The commission form provides for the election of three commissioners who function collectively as the city legislative body and individually as city department heads. The three are elected at-large to fill the specific offices of commissioner of public safety (who also serves as the mayor), commissioner of finance and accounting, and commissioner of streets and public improvements (public works).
Although one of the elected commissioners also has the title of mayor, they have essentially the same powers as the other commissioners, with no veto power nor any power to direct city administration except within their own department. The commission appoints and removes officials by a majority vote.
Cities with local charters can adopt a form of government that does not necessarily adhere to the statutory rules set forth above. First class cities use charters to establish their form of government. Optional municipal code cities with a population over 10,000 may also do so, but so far only one code city (Kelso) has done so.
Mayor-Council City Charters
Council-Manager City Charters
Reorganizing/Changing Form of Government
Any city may change its form of government and adopt another authorized form of government. In general, the procedure may be initiated either by a resolution adopted by the city council or by a petition process, both of which are then followed by an election on the issue of reorganizing under a different form of government. The procedures differ slightly depending on the type classification of the city or town.
Non-code cities and towns can adopt or abandon the council-manager form of government through Ch. 35.18 RCW and adopt or abandon the commission form of government through Ch. 35.17 RCW. Code cities can change their form of government through the procedures in Ch. 35A.06 RCW.
For cities with charters, changing the form of government requires a charter amendment.
Sample Petition for Election to Reorganize
MRSC has developed a sample petition for use by code cities. It is worded to reflect a change from the mayor-council form of government to council-manager but can be easily revised for a change from council-manager to mayor-council if desired.
Recent Changes in Form of Government
Since 2005, seven cities in Washington have changed their forms of government, and more have failed. In recent years, voters have rejected the majority of proposed changes.

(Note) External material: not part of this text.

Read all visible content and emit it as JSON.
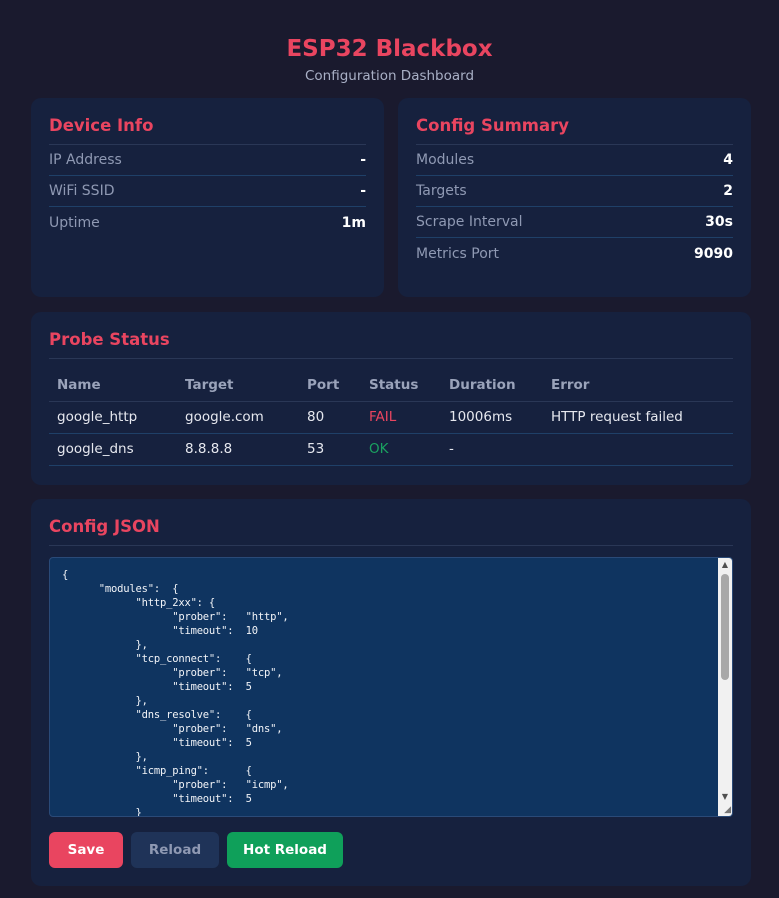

For a more detailed history, see MRSC's page on trends in form of government.
Mayor-Council to Council-Manager
Council-Manager to Mayor-Council